I do tune them both at the same time. I keep my tuners on opposite sides. I first open and close them both (which means moving my hands in opposite directions because the tuners are on opposite sides), sweeping up- and down-band to find the highest contrast. Then I move my hands in the same direction (opening one while closing the other), looking for maximum brightness, and repeat once or twice. But any way you get there is fine. Part of it is just knowing what it is supposed to look like.
Here is my current approach:
If I am using a single eyepiece, I do put the antireflection filter in. It's a little dimmer but the sky is black and the scope is relatively insensitive to the other tweaks. It just works. The LS100 DSII at NEAF this year used the anti-reflection filter, and it was great, especially because the LS100 is a bright scope.
If I am using a binoviewer, then I skip the antireflection filter to maximize brightness. Then it becomes important to get everything else perfect. Mainly adjusting the exact angle of the DSII unit against the telescope body to get the best view.

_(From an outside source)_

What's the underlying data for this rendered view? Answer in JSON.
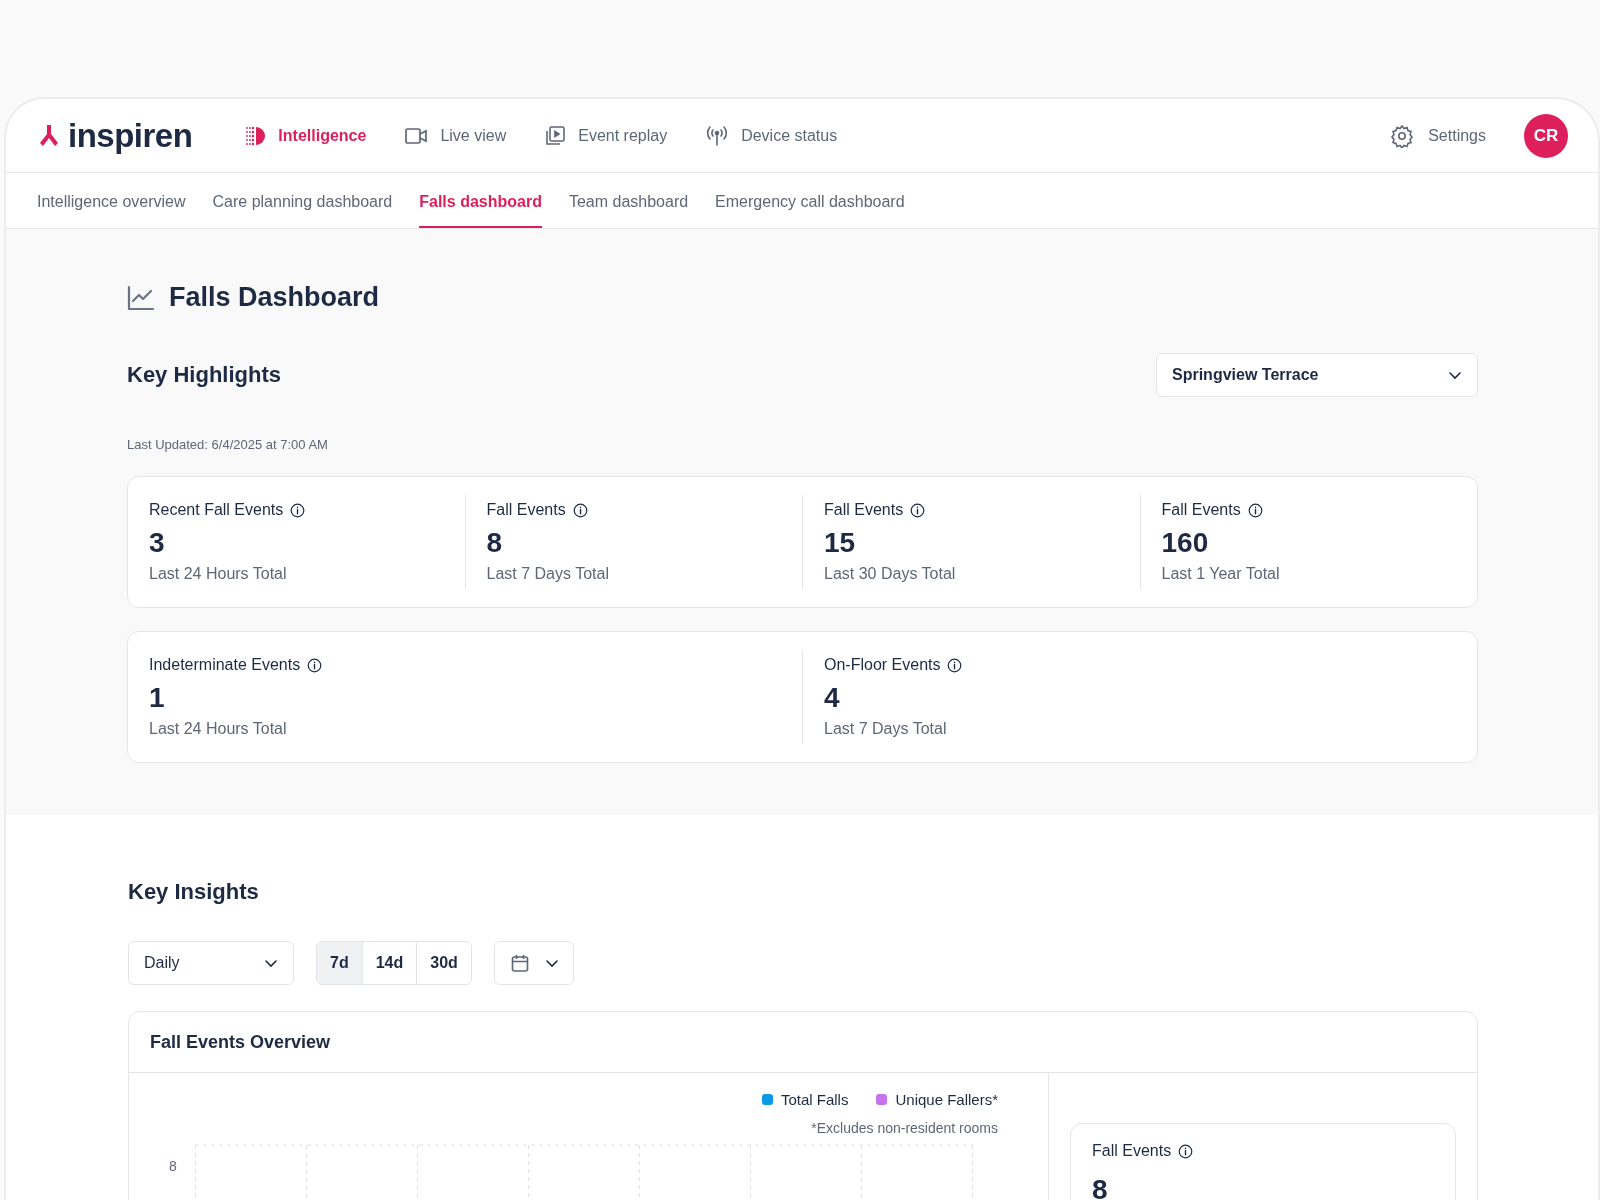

If I am going for high power (140x), especially on proms, then I skip the antireflection filter (to maximize brightness), but I put the single-stack spacer between the telescope and the DSII unit. This makes the reflections much worse, so I use a few layers of paper as a shim to force a tilt between the spacer and the telescope body. This pushes the reflections to one side or another of the sun. The side without reflections is sharp, high contrast, and with a black sky. (Remember this is high power, so the reflections are out of the field of view.) The view is also relatively bright given the power. Partly because in the normal configuration, the DSII vignettes the light cone a little, and with the spacer it doesn't. The question is whether those outer couple of millimeters add more brightness or add aberrations. In my experience, high power ends up better. On proms it is worth switching it around for that added brightness. For disk details, it is probably not worth the effort and is not clearly better.
Good luck, and have fun.
Edited by George9, 06 June 2015 - 09:19 PM.